It is difficult to cast 2017 as anything but a sensational year for the stock market. The S&P 500 rose in every month — the first time this has ever happened.
Volatility was lower than it’s ever been, on an annual basis, since we began keeping track 20 years ago. In addition, the market’s real return of around 18 percent is the 22nd-best since 1928 and the fourth best year since the turn of the century.
Explaining why the stock market does what it does is largely a fool’s errand; a former colleague used to say that the only inference from a rising stock market was that there were more buyers than sellers. But as much as any time I can remember, the 2017 market was driven by a single piece of legislation: the promise of a large, deficit-funded tax cut.
Looking retroactively, the data seem to at least somewhat support this story. Through the first eight months of the year, when pundits and institutional investors were unsure if the Senate could overcome its razor-thin margin to pass a tax bill, monthly S&P growth was 1.1 percent.
But by September, it became clear that there would at least be a budget resolution, which in effect would allow Congress to pass a deficit-funded tax cut with only 50 votes in the Senate. A tax cut wasn’t locked in, but it seemed probable. For the remainder of the year, monthly stock market growth roughly doubled to 2.1 percent.
It’s hard to imagine a tax cut better designed to raise near-term stock prices. The crown jewel of the tax package —steep cuts in the corporate rate from 35 percent to 21 percent — will immediately add billions to corporate profitability, even without economic growth.
The Republican plan forgave hundreds of billions in owed taxes for multinational corporations who had deferred taxes in the past, which — judging by prior experience — will boost share buybacks and the attendant stock prices. The sheer magnitude of the package — with its $1.5-trillion price tag — is certain to boost consumer demand, at least a little, in the next year or two.
But market gains and economic growth are not at all the same thing. With the 2017 gains in the books, and the GOP tax plan signed into law, two questions are on the forefront: One, will the tax cut lead to more growth down the line? And two, is more stimulus coming?
The answer to the growth question can be answered by economic models. Congress’ Joint Committee on Taxation found that the bill would increase GDP by less than 1 percent, cumulatively, over the decade. The Wharton School’s Budget Model puts the annual growth rate from 2028 and 2040 at between 0.01 and 0.03 percent. All told, this is as close to zero extra growth as it gets.
Those who are looking for Congress to provide more stimulus in 2018 should be wary. The only real option here is an infrastructure package, and the odds are slim.
Here’s why: Republicans’ only real option for passing a major bill in 2018 is through the reconciliation process, which was used in the just-passed tax bill. (Reconciliation allows some bills to pass the Senate with 50 votes.)
Infrastructure spending would be an option, but the commonly suggested “pay-for” — using revenue from taxing the previously unpaid bills on foreign corporations — was just used to offset the corporate tax cuts. Republicans could use deficit spending, as they did with the tax cut, but many seem less inclined to borrow for spending than for tax breaks.
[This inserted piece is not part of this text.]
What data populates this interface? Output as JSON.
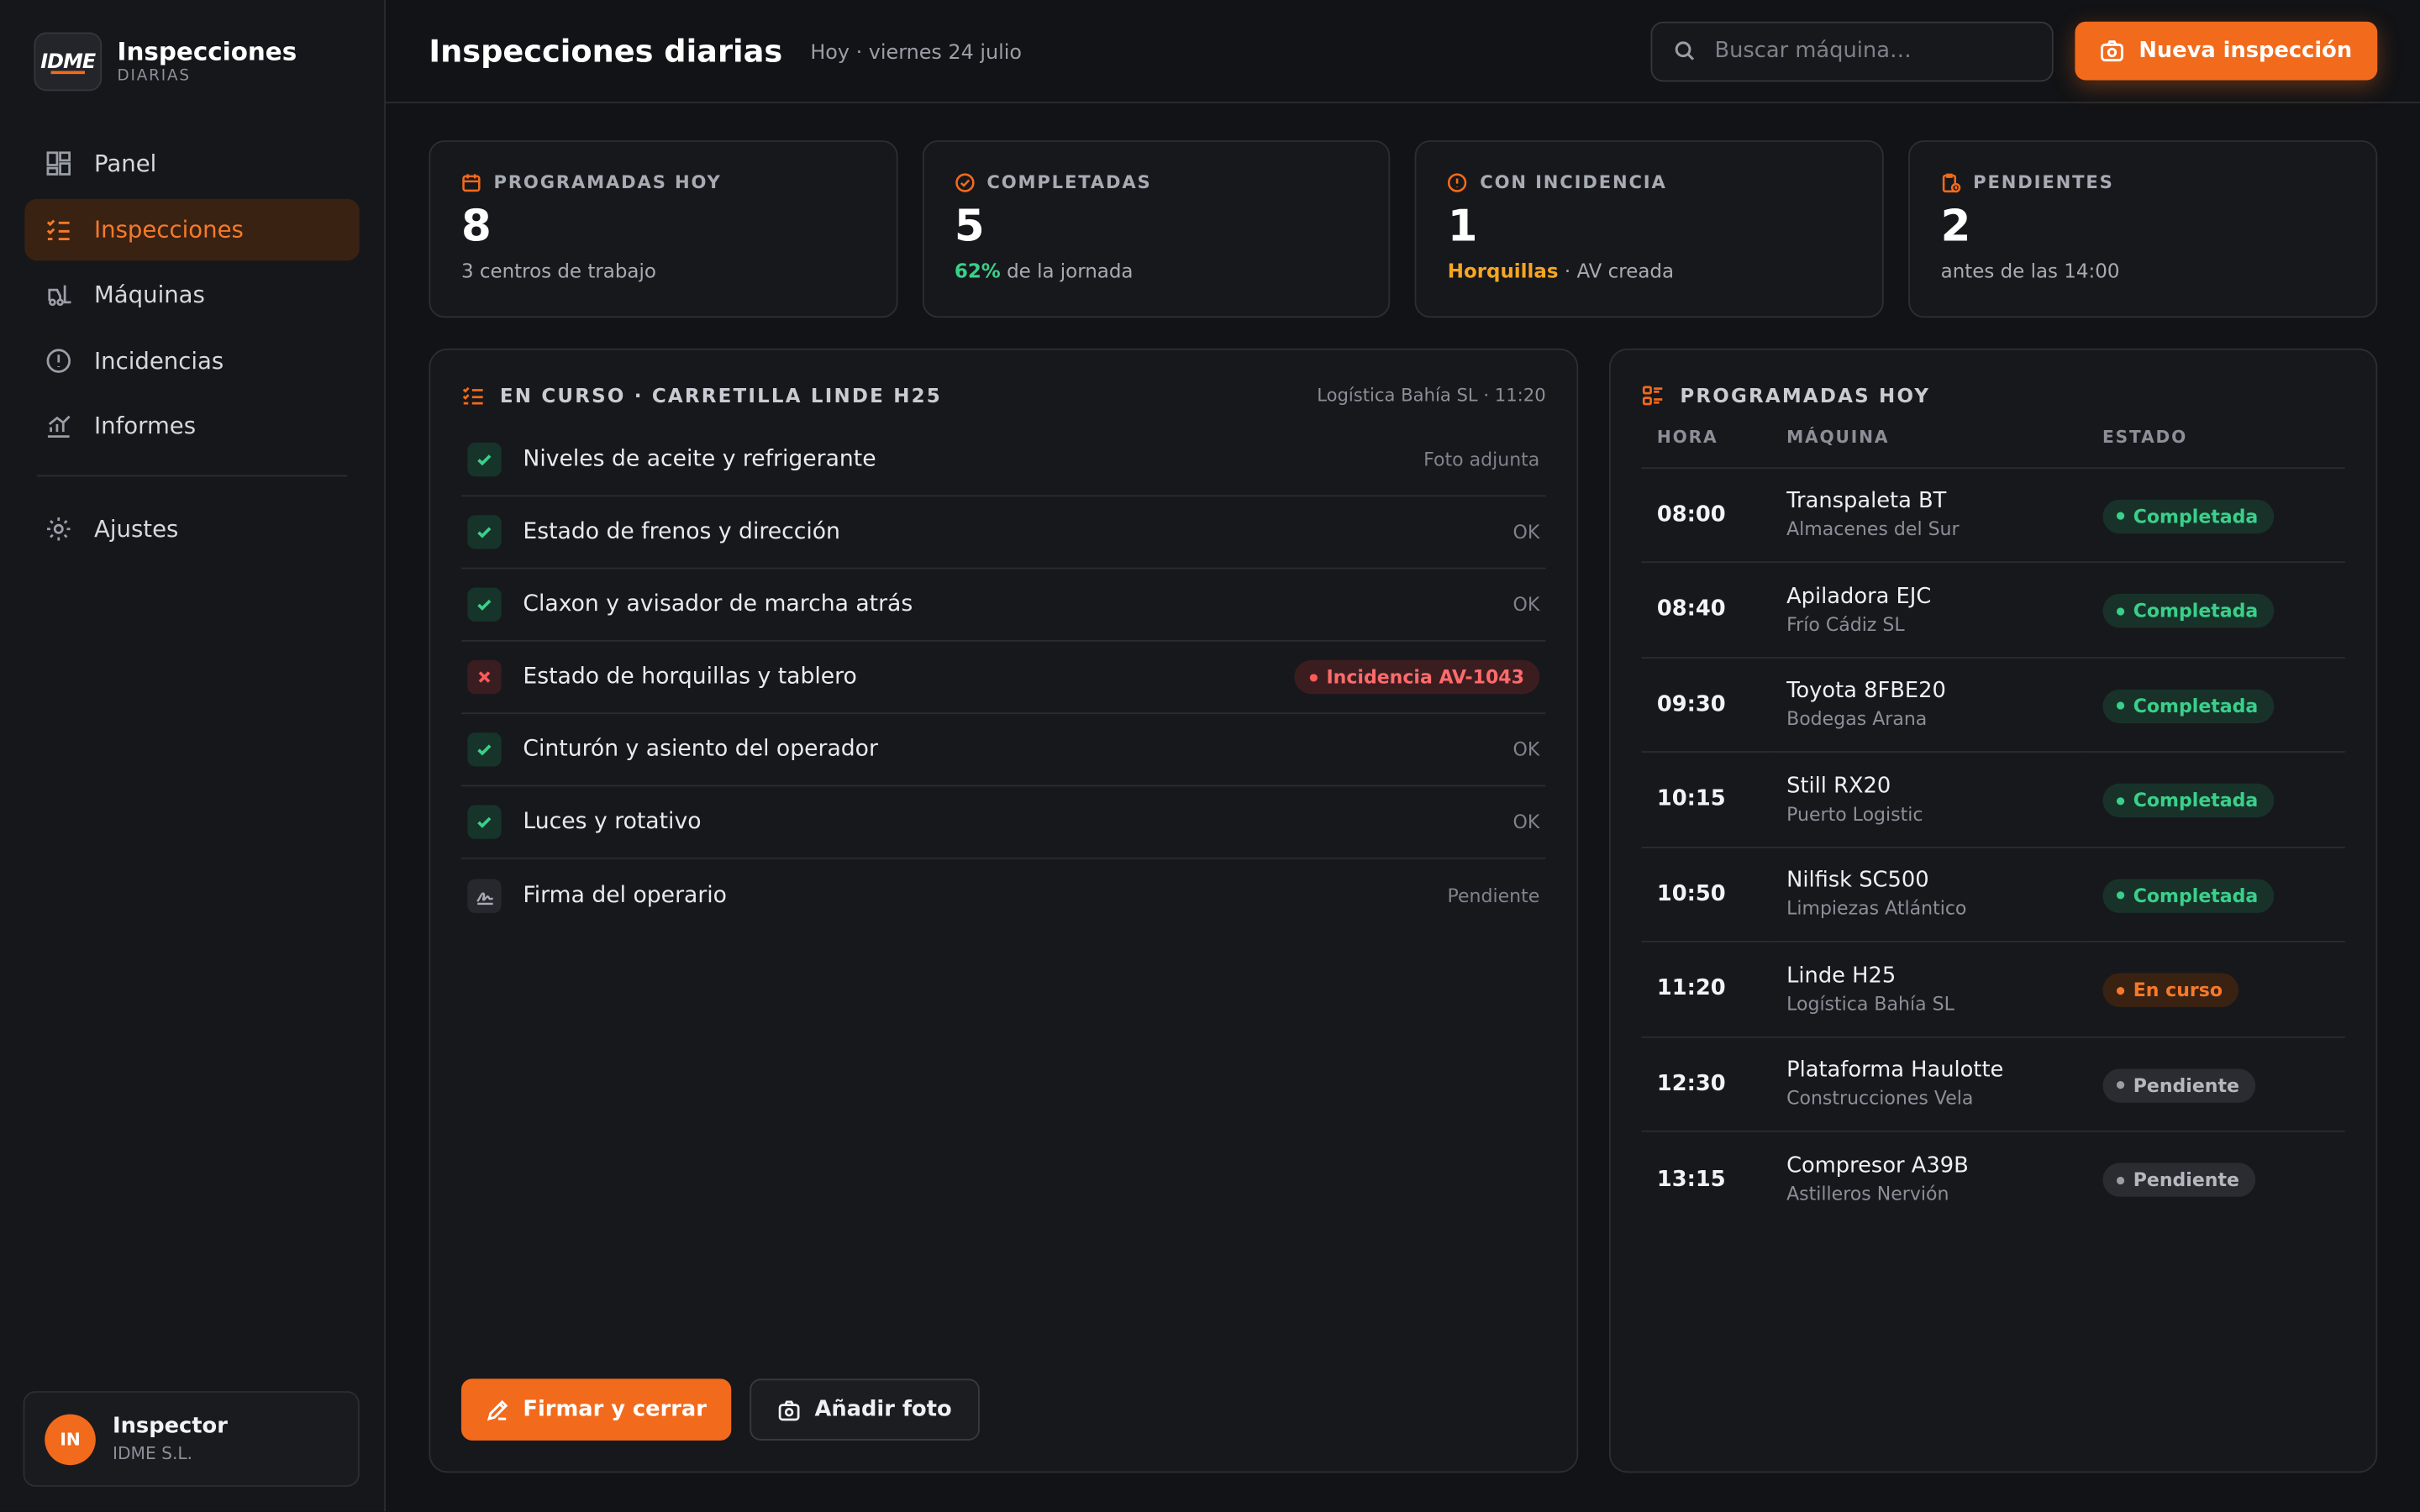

The challenges are not just procedural. There is real disagreement in the Republican ranks about how to improve our nation’s ailing infrastructure. During the campaign, then-candidate Trump wanted to do it with tax breaks for the private sector, while a substantial number of GOP senators appear to favor the old-fashioned way of simply paying for improvements.
To sum up, was 2017 one of the best years ever for the market? No. Was it in the top quarter? Yes. Were market gains indicative of higher long-run growth? Probably not. Can we expect more fiscal stimulus in 2018? Only if you’re a true optimist.
Benjamin Harris is a visiting associate professor at the Kellogg School of Management at Northwestern University and was formerly the chief economist to Vice President Biden.